“If companies agree to offer commitments which then become legally binding, they must do what they have committed to do or face the consequences,” EU competition commissioner Joaquin Almunia was quoted by Reuters during a news conference today (March 6).
“I hope this decision will make companies think twice before they even think of intentionally breaching their obligations or even of neglecting their duty to ensure strict compliance.”
Almunia said it may have been an error in judgment to let Microsoft monitor its own behavior rather than appointing an “external trustee” to make certain the firm observed the deal.
“In 2009, we were even more naive than today,” he was quoted by Reuters.
The fine represents one percent of Microsoft’s 2012 fiscal-year revenues. The EU was lenient, however — it had the option of charging the company up to 10 percent of its global revenue.
The issue dates back more than 10 years when an anti-trust investigation was launched against the firm.

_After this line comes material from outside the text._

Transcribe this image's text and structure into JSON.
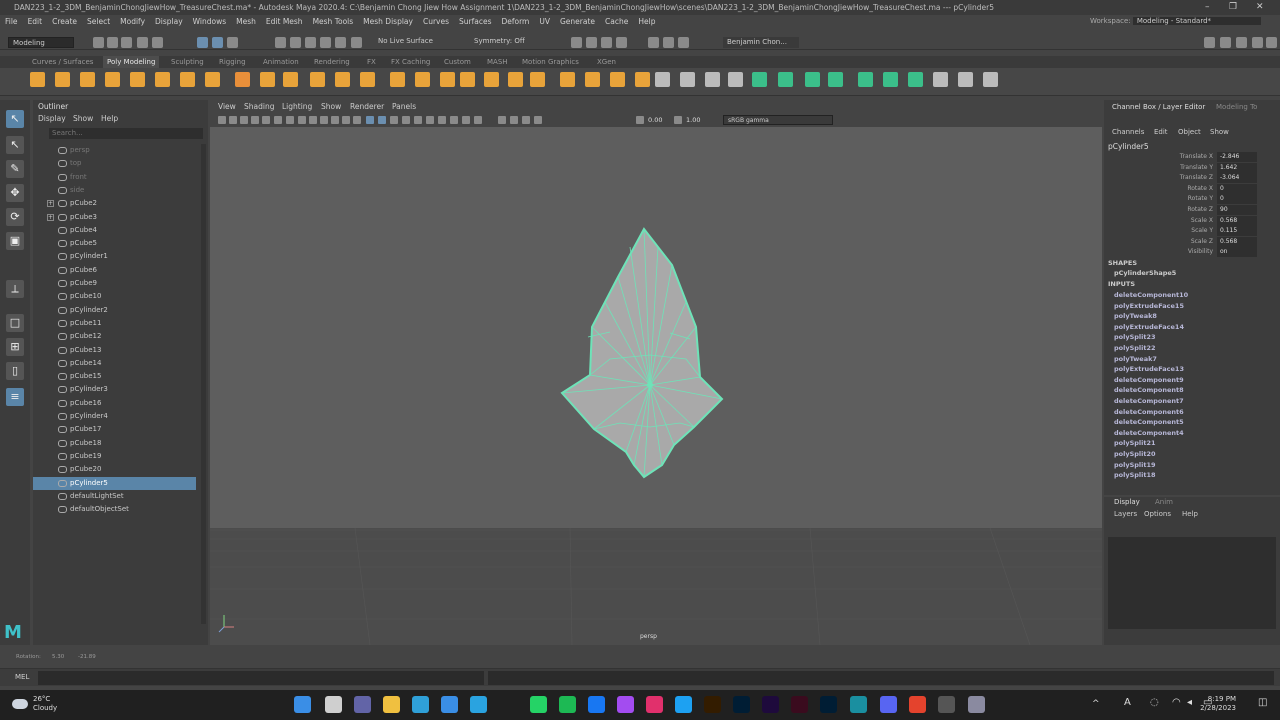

In 2009, Microsoft, to avoid monetary penalties, promised to offer its European customers a choice of browsers in Windows 7.
The EU, however, accused Microsoft last October of failing to honor its vow by not including a “browser choice” screen.
The EU said Microsoft began violating the agreement beginning in February of 2011.
“From February 2011 until July 2012, millions of Windows users in the EU may not have seen the choice screen,” a press release reads. “Microsoft has acknowledged that the choice screen was not displayed during that period.”
Microsoft apologized in a statement Oct. 24, saying the oversight was due to a technical error — one that was “quickly addressed.”
Microsoft has yet to say if it will challenge the ruling, but issued another statement today apologizing for the error.
“We take full responsibility for the technical error that caused this problem and have apologized for it,” the statement said.
“We provided the Commission with a complete and candid assessment of the situation, and we have taken steps to strengthen our software development and other processes to help avoid this mistake — or anything similar — in the future.”